dangers of the internet without finding the heart to invest in the human side
of the material.
on an award winning play, directed by a certified thriller maverick and
starring one of film’s biggest up and comers, Chatroom should have been one of
last years must see movies. Instead it was previewed at The Cannes Film
Festival to a thoroughly underwhelmed audience and as such slipped under the
radar upon its cinematic release. The problem is that for all its ideas and
attempts at originality it never manages to step outside its theatrical
alienated by their parents and peers a group of teenagers form a bond while in
an Internet Chatroom. On the surface they air their problems, but one of their
number, William (Johnson), is
quietly manipulating them into misbehaving. However, when reclusive Jim (Beard) begins to show suicidal
tendencies William will takes his game too far and it is up to the rest of the
group to figure out his twisted plot.
of the major problems Chatroom faces is that it is a film very much in the
zeitgeist of addressing the perils of online interaction. While the members of
the Chatroom are never sure who they are actually communicating with, we are.
This aspect was better utilised in last year’s Catfish which created considerably more tension by keeping one

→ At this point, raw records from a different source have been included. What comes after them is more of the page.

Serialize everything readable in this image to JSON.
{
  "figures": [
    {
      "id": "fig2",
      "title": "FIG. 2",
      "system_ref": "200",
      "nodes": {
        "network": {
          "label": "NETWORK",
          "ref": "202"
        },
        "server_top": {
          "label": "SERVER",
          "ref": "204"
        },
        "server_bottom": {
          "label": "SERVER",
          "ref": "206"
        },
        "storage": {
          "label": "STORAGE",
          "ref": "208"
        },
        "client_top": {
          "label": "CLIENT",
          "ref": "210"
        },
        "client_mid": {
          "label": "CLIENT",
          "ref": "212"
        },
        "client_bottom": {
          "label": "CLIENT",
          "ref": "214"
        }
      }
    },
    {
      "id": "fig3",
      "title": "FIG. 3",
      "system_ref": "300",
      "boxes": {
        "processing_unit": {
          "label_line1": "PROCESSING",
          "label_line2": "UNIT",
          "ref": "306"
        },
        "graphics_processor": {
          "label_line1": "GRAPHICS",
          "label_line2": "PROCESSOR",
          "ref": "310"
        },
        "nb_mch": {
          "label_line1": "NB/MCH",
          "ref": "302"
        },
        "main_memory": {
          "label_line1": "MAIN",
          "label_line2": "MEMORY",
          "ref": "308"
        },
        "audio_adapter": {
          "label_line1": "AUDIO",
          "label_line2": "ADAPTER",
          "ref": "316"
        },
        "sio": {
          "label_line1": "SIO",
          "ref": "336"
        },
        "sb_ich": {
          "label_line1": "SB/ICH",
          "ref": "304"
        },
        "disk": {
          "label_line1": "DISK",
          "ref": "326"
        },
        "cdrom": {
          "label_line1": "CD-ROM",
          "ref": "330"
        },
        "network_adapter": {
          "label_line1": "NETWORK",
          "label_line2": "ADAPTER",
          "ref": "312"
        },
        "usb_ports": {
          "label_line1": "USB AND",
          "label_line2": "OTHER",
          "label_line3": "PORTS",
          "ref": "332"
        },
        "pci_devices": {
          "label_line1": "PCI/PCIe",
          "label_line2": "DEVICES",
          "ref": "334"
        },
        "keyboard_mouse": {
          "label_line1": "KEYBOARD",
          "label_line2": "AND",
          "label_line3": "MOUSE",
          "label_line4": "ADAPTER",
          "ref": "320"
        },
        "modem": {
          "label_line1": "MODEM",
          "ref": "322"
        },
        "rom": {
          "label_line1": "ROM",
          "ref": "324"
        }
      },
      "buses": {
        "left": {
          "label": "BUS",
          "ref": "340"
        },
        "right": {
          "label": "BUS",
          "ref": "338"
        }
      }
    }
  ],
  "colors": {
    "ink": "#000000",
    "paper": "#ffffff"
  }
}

side’s identity firmly locked away from both the characters on screen and us.
Furthermore, the concept of human interactions being sterile and forced online
was just the tip of the iceberg in The
Social Network and better rendered as a result.
Nakata, who has always excelled with
a visual flair in films like Ring (1998)
and Dark Water (2002), feels
stagnated by the constraints implemented by the script. His cyber space reality
however is vibrantly colourful with an acidic burn to the visuals, perfectly
implying the untold dangers within this world. Outside of the online realm the
world is painted as grey, far less interesting than the one the characters
experience on their computers making it easy to understand why they would want
to retreat into it.
problem is that the Chatroom is represented by an actual room, therefore while
the characters sit at their computers, something which would be thoroughly
uninteresting to watch, we see them physically interacting with each other in
this representation of their minds. It is a device that could have worked, but
we know these characters cannot be physically hurt in this world. Unlike say
The Matrix, where if you die in there you die in reality, there is never any
threat while in these rooms. If it all gets too much the characters can simply
log-off and make themselves a slice of toast. This is made all the more vague
when William finds a ‘bullying’ chatroom wherein one boy is repeatedly hounded
by others until he kills himself. You have to wonder why this child continued
to return to the room.
it may have worked on the stage the screenplay forces the actors to deliver
fairly broad dialogue. As such it feels too expositional for film and results
in the performances feeling ‘acted’ rather than believable characters. Johnson,
whose star metre won’t be affected by this minor blip, does evil well enough
but is never a protagonist you can route for. Unlike a Patrick Bateman from American Psycho (2000) there is little
to draw you into William, meaning that you only ever view him as a spoilt brat.
Beard, as the suicidal Jim, presents enough angst but never evokes any pathos
for us to truly care for his plight. As such the rest of the characters fit
nicely into stereotypes of ditzy, nerd or rebel without ever leaving a lasting
concept is solid and Nakata’s direction tries to break from the material but
overall Chatroom fails to engage. By the end you expect the Hollyoaks theme tune to kick in and a
voice say “If you have been affected by any of these issues” only to discover
that this was taking itself considerably more seriously than the teen soap
opera. As William asks one of his fellow Chatroomers “You didn’t think I cared
about your little identity crisis?” By this standard, why should we?